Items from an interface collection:
* * * * * * *

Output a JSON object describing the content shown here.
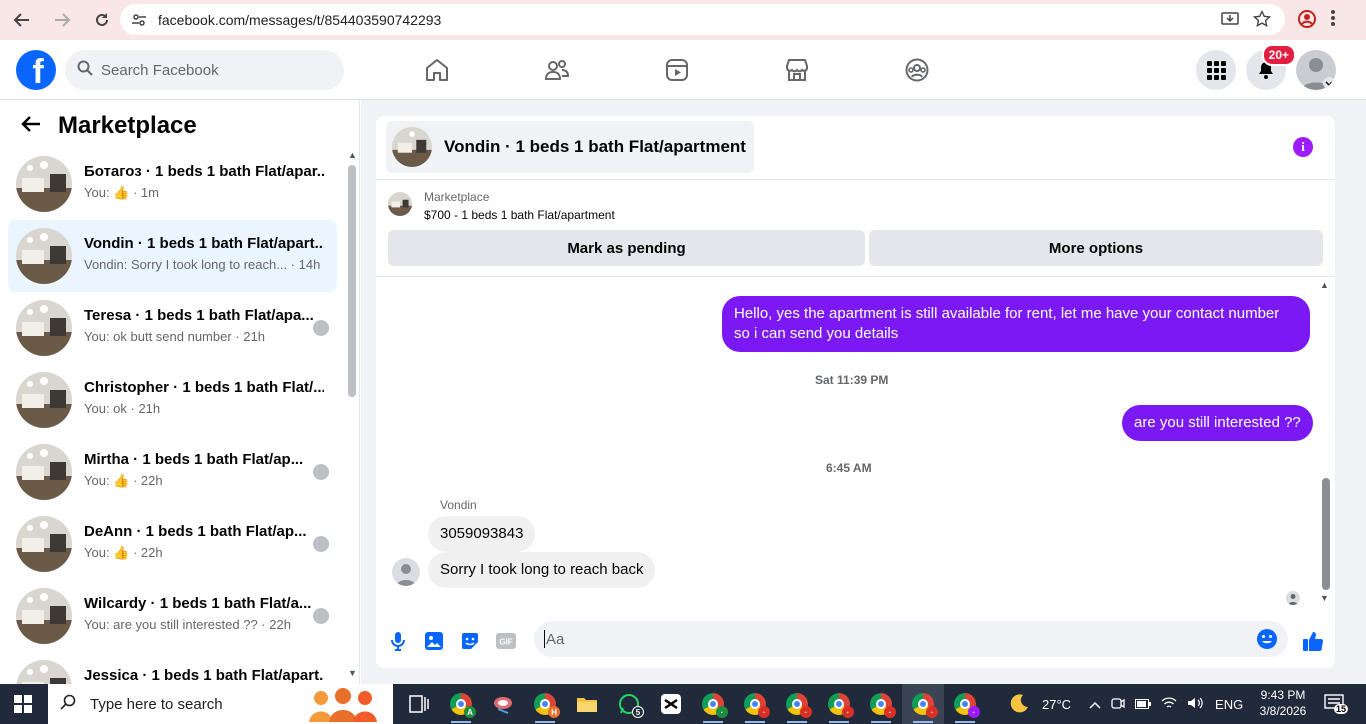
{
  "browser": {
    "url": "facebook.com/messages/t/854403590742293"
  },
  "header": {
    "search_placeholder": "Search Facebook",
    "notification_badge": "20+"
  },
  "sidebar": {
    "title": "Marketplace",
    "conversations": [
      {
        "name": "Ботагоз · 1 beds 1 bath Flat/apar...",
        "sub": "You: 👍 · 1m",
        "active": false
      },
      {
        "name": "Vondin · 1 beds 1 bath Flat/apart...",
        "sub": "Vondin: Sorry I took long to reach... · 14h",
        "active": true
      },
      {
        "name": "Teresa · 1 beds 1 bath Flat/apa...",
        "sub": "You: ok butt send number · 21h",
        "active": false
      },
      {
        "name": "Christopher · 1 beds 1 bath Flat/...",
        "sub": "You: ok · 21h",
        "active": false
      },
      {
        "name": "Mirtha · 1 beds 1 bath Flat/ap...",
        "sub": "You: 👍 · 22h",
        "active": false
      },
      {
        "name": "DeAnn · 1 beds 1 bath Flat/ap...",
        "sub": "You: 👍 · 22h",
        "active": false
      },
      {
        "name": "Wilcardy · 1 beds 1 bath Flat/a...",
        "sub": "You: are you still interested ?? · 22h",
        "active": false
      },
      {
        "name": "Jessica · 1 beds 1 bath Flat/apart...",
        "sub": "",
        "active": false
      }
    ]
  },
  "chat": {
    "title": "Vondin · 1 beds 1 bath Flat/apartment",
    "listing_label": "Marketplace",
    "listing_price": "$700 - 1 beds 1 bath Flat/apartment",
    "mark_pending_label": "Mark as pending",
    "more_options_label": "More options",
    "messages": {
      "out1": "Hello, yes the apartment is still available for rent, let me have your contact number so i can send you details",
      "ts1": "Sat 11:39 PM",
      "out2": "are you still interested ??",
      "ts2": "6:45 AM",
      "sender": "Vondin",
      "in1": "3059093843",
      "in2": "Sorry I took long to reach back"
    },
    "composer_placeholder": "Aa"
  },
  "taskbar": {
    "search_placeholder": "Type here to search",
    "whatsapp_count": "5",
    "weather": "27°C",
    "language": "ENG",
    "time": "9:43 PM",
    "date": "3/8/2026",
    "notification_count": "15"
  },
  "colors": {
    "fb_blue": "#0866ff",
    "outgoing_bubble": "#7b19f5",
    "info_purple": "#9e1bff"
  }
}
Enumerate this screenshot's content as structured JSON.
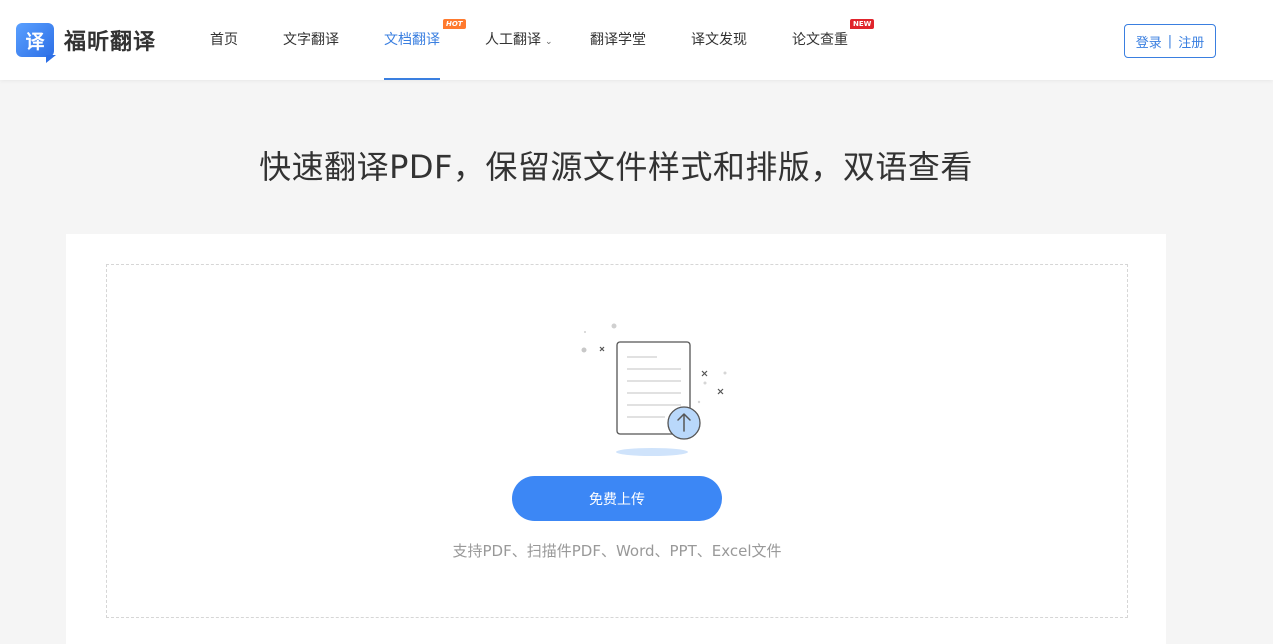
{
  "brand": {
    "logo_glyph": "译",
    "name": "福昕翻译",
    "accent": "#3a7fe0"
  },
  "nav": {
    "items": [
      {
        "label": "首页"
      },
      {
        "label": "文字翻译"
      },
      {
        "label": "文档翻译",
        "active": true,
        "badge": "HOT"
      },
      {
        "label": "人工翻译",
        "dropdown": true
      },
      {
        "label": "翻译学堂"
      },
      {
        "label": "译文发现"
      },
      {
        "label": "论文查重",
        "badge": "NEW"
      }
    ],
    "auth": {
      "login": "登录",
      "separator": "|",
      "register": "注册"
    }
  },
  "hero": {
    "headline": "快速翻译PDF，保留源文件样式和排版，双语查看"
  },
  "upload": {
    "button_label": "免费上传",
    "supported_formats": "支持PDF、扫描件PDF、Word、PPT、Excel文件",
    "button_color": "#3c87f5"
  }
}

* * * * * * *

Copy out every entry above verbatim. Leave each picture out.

Written response:
Output a JSON object describing the content shown here.
{
  "browser": {
    "url": "facebook.com/messages/t/854403590742293"
  },
  "header": {
    "search_placeholder": "Search Facebook",
    "notification_badge": "20+"
  },
  "sidebar": {
    "title": "Marketplace",
    "conversations": [
      {
        "name": "Ботагоз · 1 beds 1 bath Flat/apar...",
        "sub": "You: 👍 · 1m",
        "active": false
      },
      {
        "name": "Vondin · 1 beds 1 bath Flat/apart...",
        "sub": "Vondin: Sorry I took long to reach... · 14h",
        "active": true
      },
      {
        "name": "Teresa · 1 beds 1 bath Flat/apa...",
        "sub": "You: ok butt send number · 21h",
        "active": false
      },
      {
        "name": "Christopher · 1 beds 1 bath Flat/...",
        "sub": "You: ok · 21h",
        "active": false
      },
      {
        "name": "Mirtha · 1 beds 1 bath Flat/ap...",
        "sub": "You: 👍 · 22h",
        "active": false
      },
      {
        "name": "DeAnn · 1 beds 1 bath Flat/ap...",
        "sub": "You: 👍 · 22h",
        "active": false
      },
      {
        "name": "Wilcardy · 1 beds 1 bath Flat/a...",
        "sub": "You: are you still interested ?? · 22h",
        "active": false
      },
      {
        "name": "Jessica · 1 beds 1 bath Flat/apart...",
        "sub": "",
        "active": false
      }
    ]
  },
  "chat": {
    "title": "Vondin · 1 beds 1 bath Flat/apartment",
    "listing_label": "Marketplace",
    "listing_price": "$700 - 1 beds 1 bath Flat/apartment",
    "mark_pending_label": "Mark as pending",
    "more_options_label": "More options",
    "messages": {
      "out1": "Hello, yes the apartment is still available for rent, let me have your contact number so i can send you details",
      "ts1": "Sat 11:39 PM",
      "out2": "are you still interested ??",
      "ts2": "6:45 AM",
      "sender": "Vondin",
      "in1": "3059093843",
      "in2": "Sorry I took long to reach back"
    },
    "composer_placeholder": "Aa"
  },
  "taskbar": {
    "search_placeholder": "Type here to search",
    "whatsapp_count": "5",
    "weather": "27°C",
    "language": "ENG",
    "time": "9:43 PM",
    "date": "3/8/2026",
    "notification_count": "15"
  },
  "colors": {
    "fb_blue": "#0866ff",
    "outgoing_bubble": "#7b19f5",
    "info_purple": "#9e1bff"
  }
}
Enumerate this screenshot's content as structured JSON.
{
  "brand": {
    "logo_glyph": "译",
    "name": "福昕翻译",
    "accent": "#3a7fe0"
  },
  "nav": {
    "items": [
      {
        "label": "首页"
      },
      {
        "label": "文字翻译"
      },
      {
        "label": "文档翻译",
        "active": true,
        "badge": "HOT"
      },
      {
        "label": "人工翻译",
        "dropdown": true
      },
      {
        "label": "翻译学堂"
      },
      {
        "label": "译文发现"
      },
      {
        "label": "论文查重",
        "badge": "NEW"
      }
    ],
    "auth": {
      "login": "登录",
      "separator": "|",
      "register": "注册"
    }
  },
  "hero": {
    "headline": "快速翻译PDF，保留源文件样式和排版，双语查看"
  },
  "upload": {
    "button_label": "免费上传",
    "supported_formats": "支持PDF、扫描件PDF、Word、PPT、Excel文件",
    "button_color": "#3c87f5"
  }
}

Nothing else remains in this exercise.